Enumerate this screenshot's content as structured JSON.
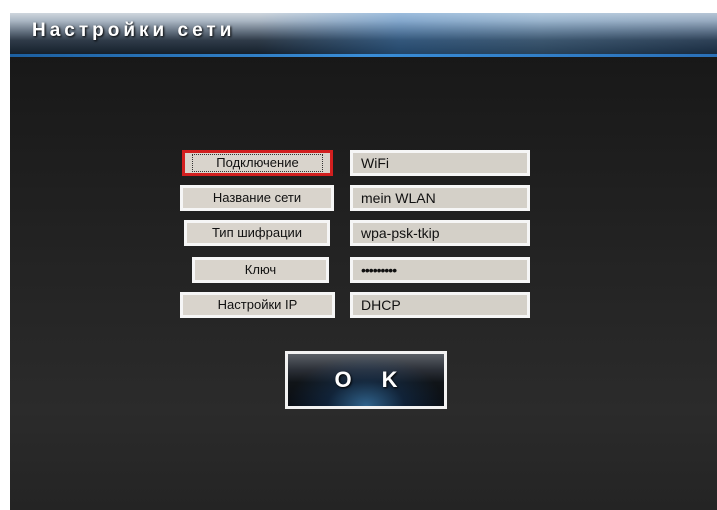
{
  "window": {
    "title": "Настройки сети"
  },
  "form": {
    "rows": [
      {
        "label": "Подключение",
        "value": "WiFi"
      },
      {
        "label": "Название сети",
        "value": "mein WLAN"
      },
      {
        "label": "Тип шифрации",
        "value": "wpa-psk-tkip"
      },
      {
        "label": "Ключ",
        "value": "•••••••••"
      },
      {
        "label": "Настройки IP",
        "value": "DHCP"
      }
    ]
  },
  "ok_button": {
    "label": "O K"
  },
  "colors": {
    "selected_border": "#d21f1f",
    "field_bg": "#d4d0c8",
    "accent_blue": "#3a8ed8"
  }
}
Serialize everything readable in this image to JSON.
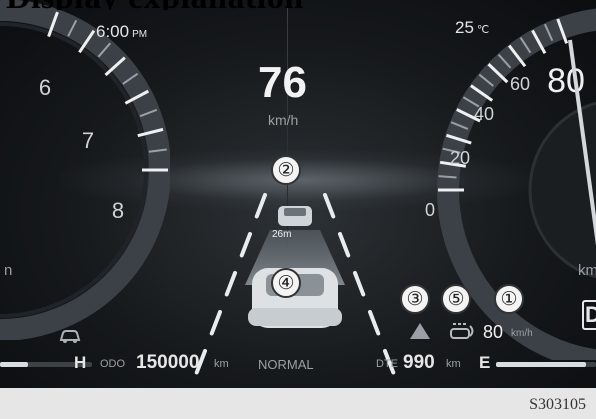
{
  "caption": {
    "text": "Display explanation"
  },
  "header": {
    "clock": "6:00",
    "clock_suffix": "PM",
    "temperature": "25",
    "temperature_unit": "℃"
  },
  "digital_speed": {
    "value": "76",
    "unit": "km/h"
  },
  "tachometer": {
    "labels": [
      "6",
      "7",
      "8"
    ],
    "side_text": "n"
  },
  "speedometer": {
    "labels": [
      "0",
      "20",
      "40",
      "60",
      "80"
    ],
    "side_text": "km"
  },
  "acc": {
    "set_speed": "80",
    "set_unit": "km/h",
    "distance_badge": "26m"
  },
  "callouts": [
    "①",
    "②",
    "③",
    "④",
    "⑤"
  ],
  "bottom": {
    "temp_hi": "H",
    "odo_label": "ODO",
    "odo_value": "150000",
    "odo_unit": "km",
    "drive_mode": "NORMAL",
    "dte_label": "DTE",
    "dte_value": "990",
    "dte_unit": "km",
    "fuel_empty": "E",
    "gear": "D"
  },
  "levels": {
    "coolant_temp_fraction": 0.3,
    "fuel_fraction": 0.9
  },
  "figure_code": "S303105",
  "icons": [
    "lane-car-icon",
    "warning-triangle-icon",
    "acc-radar-icon"
  ],
  "colors": {
    "background": "#121517",
    "text": "#e6e6e6",
    "accent_red": "#c0392b"
  }
}
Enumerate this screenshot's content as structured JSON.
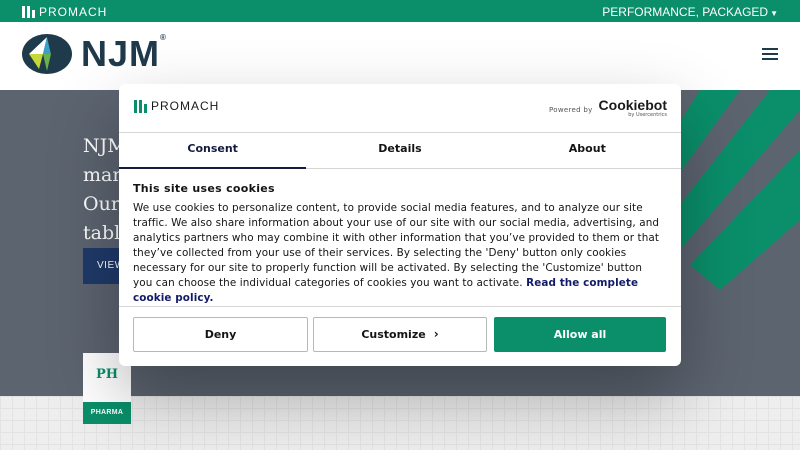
{
  "topbar": {
    "brand": "PROMACH",
    "tagline": "PERFORMANCE, PACKAGED",
    "tagline_icon": "caret-down-icon"
  },
  "header": {
    "logo_text": "NJM",
    "registered": "®",
    "menu_icon": "hamburger-icon"
  },
  "hero": {
    "lines": [
      "NJM",
      "man",
      "Our",
      "tabl"
    ],
    "button_label": "VIEW",
    "card_text": "PH",
    "card_label": "PHARMA"
  },
  "cookie_dialog": {
    "brand": "PROMACH",
    "powered_by": "Powered by",
    "provider": "Cookiebot",
    "provider_sub": "by Usercentrics",
    "tabs": [
      {
        "label": "Consent",
        "active": true
      },
      {
        "label": "Details",
        "active": false
      },
      {
        "label": "About",
        "active": false
      }
    ],
    "heading": "This site uses cookies",
    "body_text": "We use cookies to personalize content, to provide social media features, and to analyze our site traffic. We also share information about your use of our site with our social media, advertising, and analytics partners who may combine it with other information that you’ve provided to them or that they’ve collected from your use of their services. By selecting the 'Deny' button only cookies necessary for our site to properly function will be activated. By selecting the 'Customize' button you can choose the individual categories of cookies you want to activate.",
    "policy_link": "Read the complete cookie policy.",
    "buttons": {
      "deny": "Deny",
      "customize": "Customize",
      "allow": "Allow all"
    }
  },
  "colors": {
    "brand_green": "#0a8f6a",
    "navy": "#141a40",
    "hero_gray": "#5c6470"
  }
}
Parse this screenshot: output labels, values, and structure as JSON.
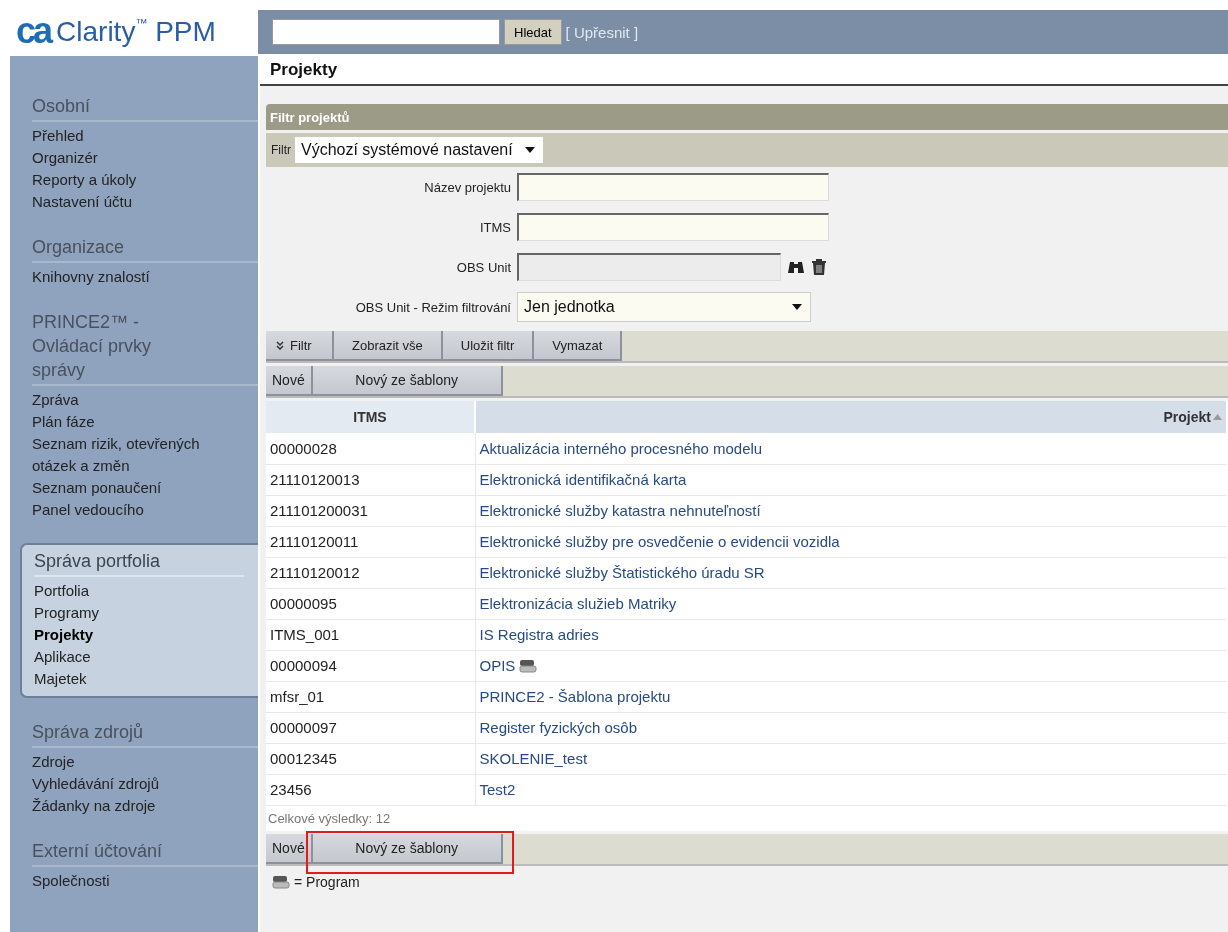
{
  "header": {
    "logo_mark": "ca",
    "product": "Clarity$^{™}$ PPM",
    "search_button": "Hledat",
    "advanced_link": "[ Upřesnit ]"
  },
  "sidebar": {
    "sections": [
      {
        "title": "Osobní",
        "highlighted": false,
        "items": [
          {
            "label": "Přehled",
            "selected": false
          },
          {
            "label": "Organizér",
            "selected": false
          },
          {
            "label": "Reporty a úkoly",
            "selected": false
          },
          {
            "label": "Nastavení účtu",
            "selected": false
          }
        ]
      },
      {
        "title": "Organizace",
        "highlighted": false,
        "items": [
          {
            "label": "Knihovny znalostí",
            "selected": false
          }
        ]
      },
      {
        "title": "PRINCE2™ - Ovládací prvky správy",
        "highlighted": false,
        "items": [
          {
            "label": "Zpráva",
            "selected": false
          },
          {
            "label": "Plán fáze",
            "selected": false
          },
          {
            "label": "Seznam rizik, otevřených otázek a změn",
            "selected": false
          },
          {
            "label": "Seznam ponaučení",
            "selected": false
          },
          {
            "label": "Panel vedoucího",
            "selected": false
          }
        ]
      },
      {
        "title": "Správa portfolia",
        "highlighted": true,
        "items": [
          {
            "label": "Portfolia",
            "selected": false
          },
          {
            "label": "Programy",
            "selected": false
          },
          {
            "label": "Projekty",
            "selected": true
          },
          {
            "label": "Aplikace",
            "selected": false
          },
          {
            "label": "Majetek",
            "selected": false
          }
        ]
      },
      {
        "title": "Správa zdrojů",
        "highlighted": false,
        "items": [
          {
            "label": "Zdroje",
            "selected": false
          },
          {
            "label": "Vyhledávání zdrojů",
            "selected": false
          },
          {
            "label": "Žádanky na zdroje",
            "selected": false
          }
        ]
      },
      {
        "title": "Externí účtování",
        "highlighted": false,
        "items": [
          {
            "label": "Společnosti",
            "selected": false
          }
        ]
      }
    ]
  },
  "page_title": "Projekty",
  "filter": {
    "title": "Filtr projektů",
    "filter_label": "Filtr",
    "filter_select": "Výchozí systémové nastavení",
    "fields": [
      {
        "kind": "text",
        "label": "Název projektu",
        "disabled": false
      },
      {
        "kind": "text",
        "label": "ITMS",
        "disabled": false
      },
      {
        "kind": "lookup",
        "label": "OBS Unit",
        "disabled": true
      },
      {
        "kind": "select",
        "label": "OBS Unit - Režim filtrování",
        "value": "Jen jednotka",
        "disabled": false
      }
    ],
    "buttons": [
      {
        "kind": "toggle",
        "label": "Filtr"
      },
      {
        "kind": "plain",
        "label": "Zobrazit vše"
      },
      {
        "kind": "plain",
        "label": "Uložit filtr"
      },
      {
        "kind": "plain",
        "label": "Vymazat"
      }
    ]
  },
  "actions_top": [
    {
      "label": "Nové",
      "highlighted": false
    },
    {
      "label": "Nový ze šablony",
      "highlighted": false
    }
  ],
  "table": {
    "columns": [
      {
        "label": "ITMS",
        "sorted": false
      },
      {
        "label": "Projekt",
        "sorted": true
      }
    ],
    "rows": [
      {
        "itms": "00000028",
        "project": "Aktualizácia interného procesného modelu",
        "is_program": false
      },
      {
        "itms": "21110120013",
        "project": "Elektronická identifikačná karta",
        "is_program": false
      },
      {
        "itms": "211101200031",
        "project": "Elektronické služby katastra nehnuteľností",
        "is_program": false
      },
      {
        "itms": "21110120011",
        "project": "Elektronické služby pre osvedčenie o evidencii vozidla",
        "is_program": false
      },
      {
        "itms": "21110120012",
        "project": "Elektronické služby Štatistického úradu SR",
        "is_program": false
      },
      {
        "itms": "00000095",
        "project": "Elektronizácia služieb Matriky",
        "is_program": false
      },
      {
        "itms": "ITMS_001",
        "project": "IS Registra adries",
        "is_program": false
      },
      {
        "itms": "00000094",
        "project": "OPIS",
        "is_program": true
      },
      {
        "itms": "mfsr_01",
        "project": "PRINCE2 - Šablona projektu",
        "is_program": false
      },
      {
        "itms": "00000097",
        "project": "Register fyzických osôb",
        "is_program": false
      },
      {
        "itms": "00012345",
        "project": "SKOLENIE_test",
        "is_program": false
      },
      {
        "itms": "23456",
        "project": "Test2",
        "is_program": false
      }
    ]
  },
  "total": "Celkové výsledky: 12",
  "actions_bottom": [
    {
      "label": "Nové",
      "highlighted": false
    },
    {
      "label": "Nový ze šablony",
      "highlighted": true
    }
  ],
  "legend": {
    "label": "= Program"
  }
}
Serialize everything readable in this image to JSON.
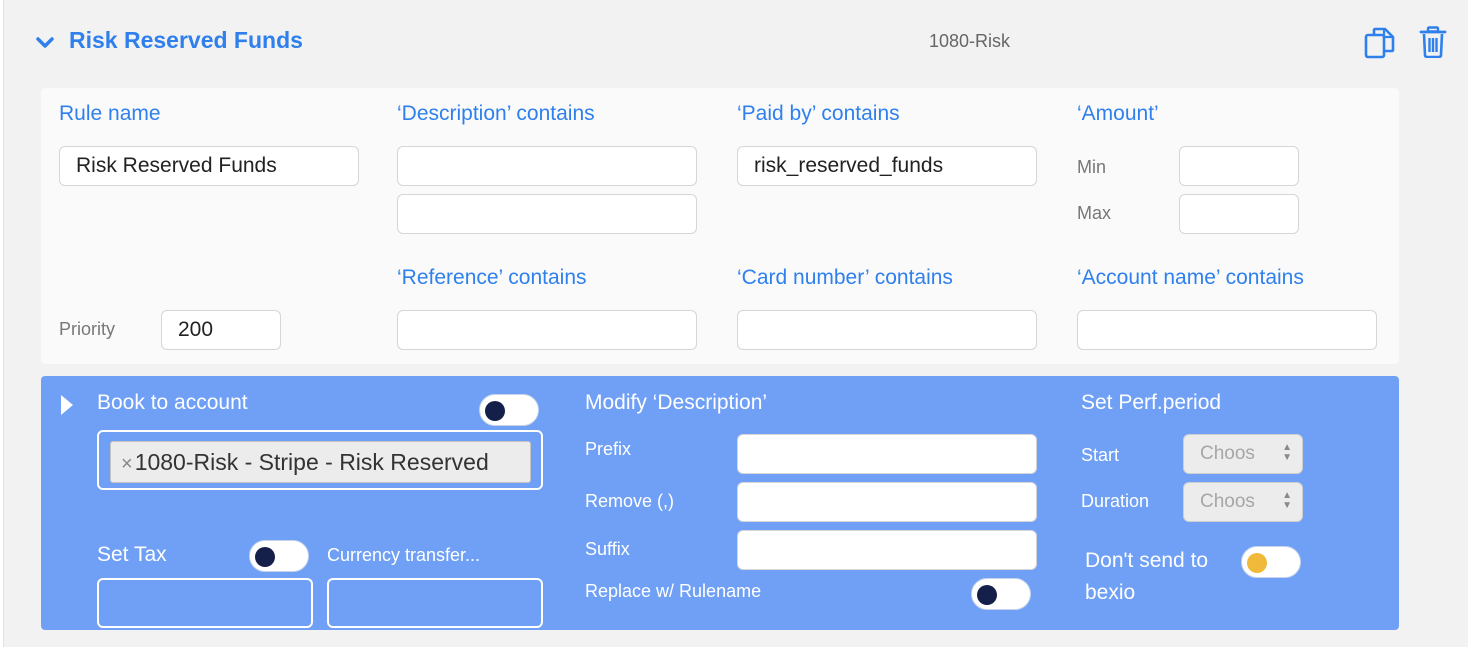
{
  "header": {
    "title": "Risk Reserved Funds",
    "account_code": "1080-Risk"
  },
  "filters": {
    "rule_name_label": "Rule name",
    "rule_name_value": "Risk Reserved Funds",
    "description_label": "‘Description’ contains",
    "paid_by_label": "‘Paid by’ contains",
    "paid_by_value": "risk_reserved_funds",
    "amount_label": "‘Amount’",
    "amount_min_label": "Min",
    "amount_max_label": "Max",
    "reference_label": "‘Reference’ contains",
    "card_number_label": "‘Card number’ contains",
    "account_name_label": "‘Account name’ contains",
    "priority_label": "Priority",
    "priority_value": "200"
  },
  "actions": {
    "book_to_account_label": "Book to account",
    "book_to_account_tag": "1080-Risk - Stripe - Risk Reserved",
    "tag_remove_glyph": "×",
    "set_tax_label": "Set Tax",
    "currency_transfer_label": "Currency transfer...",
    "modify_description_label": "Modify ‘Description’",
    "prefix_label": "Prefix",
    "remove_label": "Remove (,)",
    "suffix_label": "Suffix",
    "replace_label": "Replace w/ Rulename",
    "perf_period_label": "Set Perf.period",
    "start_label": "Start",
    "duration_label": "Duration",
    "select_placeholder": "Choos",
    "dont_send_label_line1": "Don't send to",
    "dont_send_label_line2": "bexio"
  },
  "colors": {
    "accent": "#2f80ed",
    "panel_blue": "#6fa0f5",
    "toggle_knob_dark": "#14204a",
    "toggle_knob_yellow": "#f0b93a"
  },
  "icons": {
    "collapse": "chevron-down-icon",
    "expand": "caret-right-icon",
    "copy": "copy-icon",
    "delete": "trash-icon"
  }
}
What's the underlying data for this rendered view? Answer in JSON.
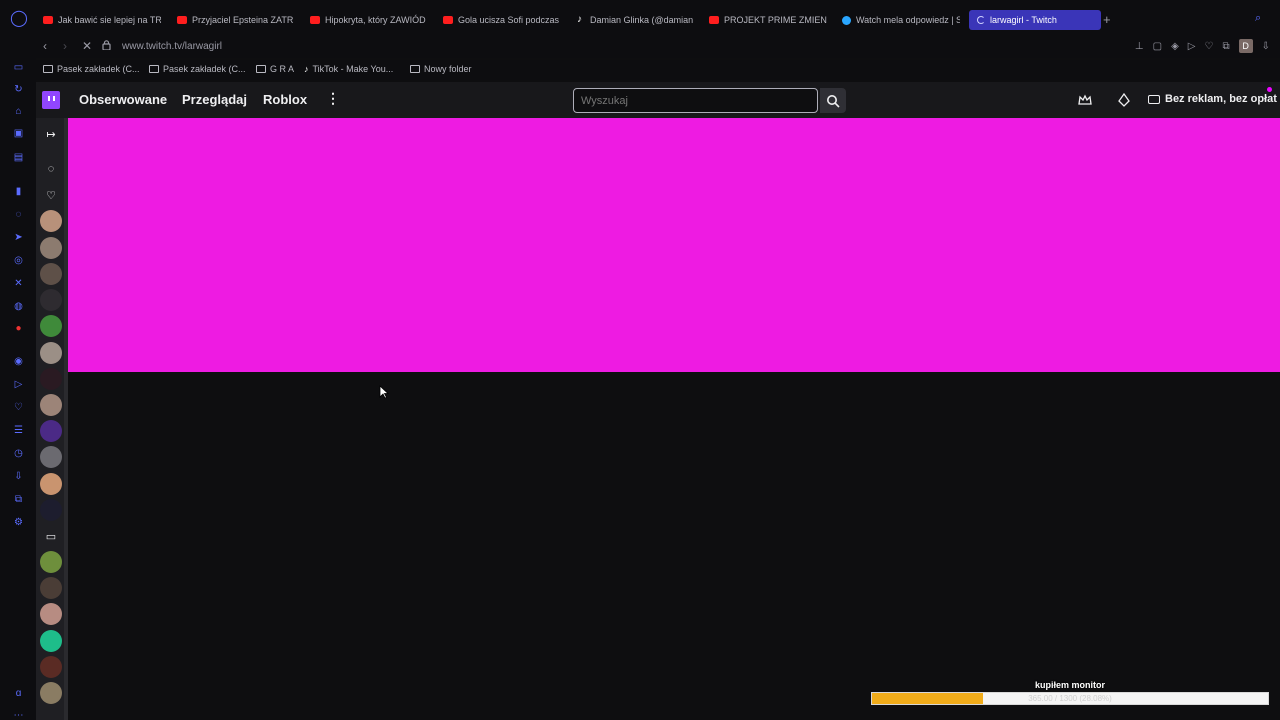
{
  "browser": {
    "tabs": [
      {
        "label": "Jak bawić sie lepiej na TR",
        "favicon": "youtube-icon"
      },
      {
        "label": "Przyjaciel Epsteina ZATRZ",
        "favicon": "youtube-icon"
      },
      {
        "label": "Hipokryta, który ZAWIÓD",
        "favicon": "youtube-icon"
      },
      {
        "label": "Gola ucisza Sofi podczas",
        "favicon": "youtube-icon"
      },
      {
        "label": "Damian Glinka (@damian_",
        "favicon": "tiktok-icon"
      },
      {
        "label": "PROJEKT PRIME ZMIENIA",
        "favicon": "youtube-icon"
      },
      {
        "label": "Watch mela odpowiedz | S",
        "favicon": "chatgpt-icon"
      },
      {
        "label": "larwagirl - Twitch",
        "favicon": "loading-icon",
        "active": true
      }
    ],
    "url": "www.twitch.tv/larwagirl",
    "profile_initial": "D",
    "bookmarks": [
      {
        "label": "Pasek zakładek (C...",
        "icon": "folder-icon"
      },
      {
        "label": "Pasek zakładek (C...",
        "icon": "folder-icon"
      },
      {
        "label": "G R A",
        "icon": "folder-icon"
      },
      {
        "label": "TikTok - Make You...",
        "icon": "tiktok-icon"
      },
      {
        "label": "Nowy folder",
        "icon": "folder-icon"
      }
    ]
  },
  "twitch": {
    "nav": {
      "following": "Obserwowane",
      "browse": "Przeglądaj",
      "game": "Roblox",
      "more": "⋮",
      "search_placeholder": "Wyszukaj",
      "ad_free": "Bez reklam, bez opłat"
    },
    "banner_color": "#ee1be2"
  },
  "overlay": {
    "goal_title": "kupiłem monitor",
    "goal_progress_text": "365.00 / 1300 (28.08%)",
    "goal_fraction": 0.2808,
    "fill_color": "#f1ac1a"
  }
}
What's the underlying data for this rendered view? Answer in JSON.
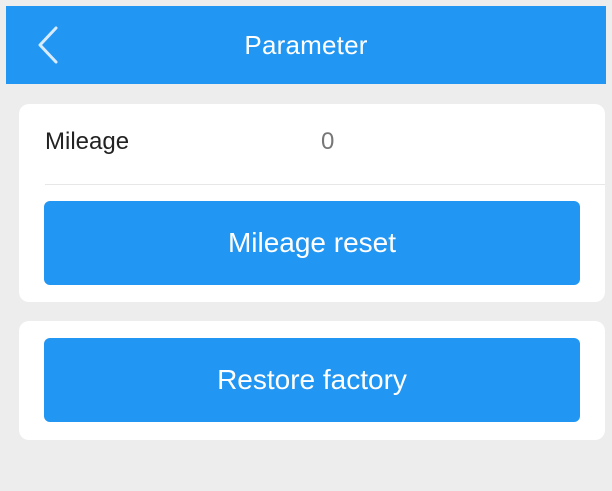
{
  "header": {
    "title": "Parameter",
    "back_icon": "chevron-left-icon"
  },
  "mileage": {
    "label": "Mileage",
    "value": "0",
    "reset_button_label": "Mileage reset"
  },
  "factory": {
    "restore_button_label": "Restore factory"
  },
  "colors": {
    "accent": "#2196f3",
    "background": "#ededed",
    "card": "#ffffff"
  }
}
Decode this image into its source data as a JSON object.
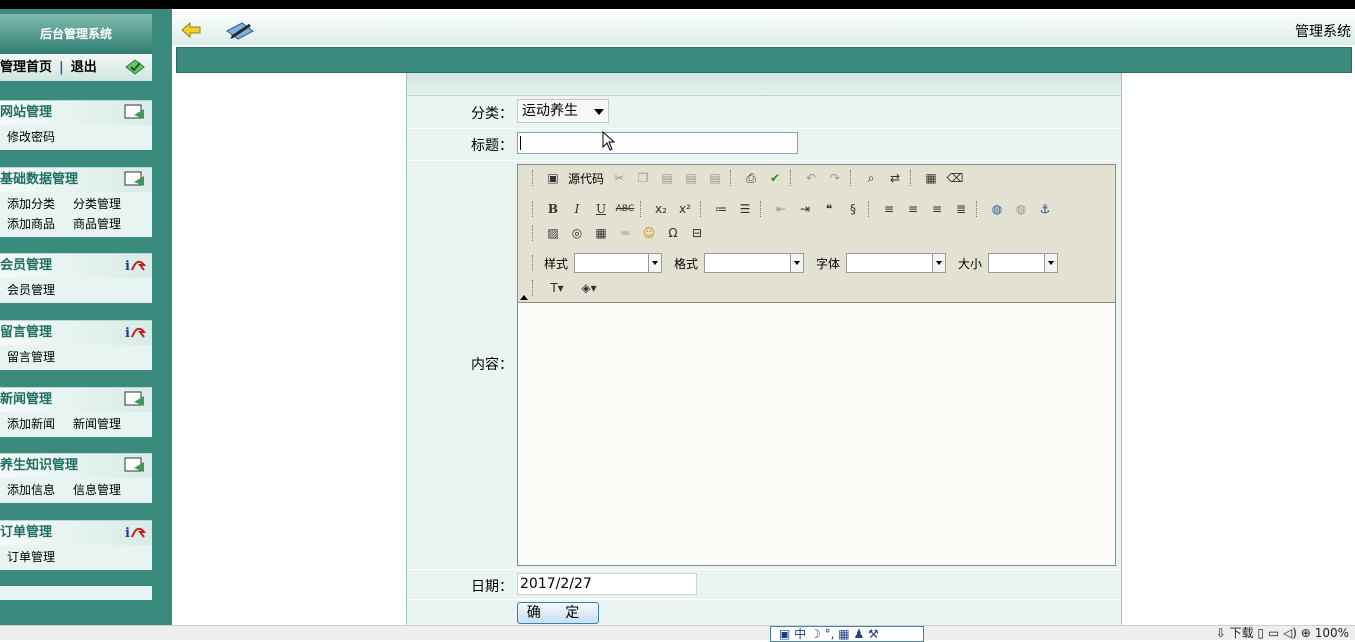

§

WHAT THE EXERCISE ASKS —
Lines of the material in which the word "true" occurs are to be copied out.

WRITTEN SOLUTION —
        "active": true
        "highlighted": true,
            "selected": true
        "disabled": true
        "sorted": true
        "is_program": true
      "highlighted": true
        "active": true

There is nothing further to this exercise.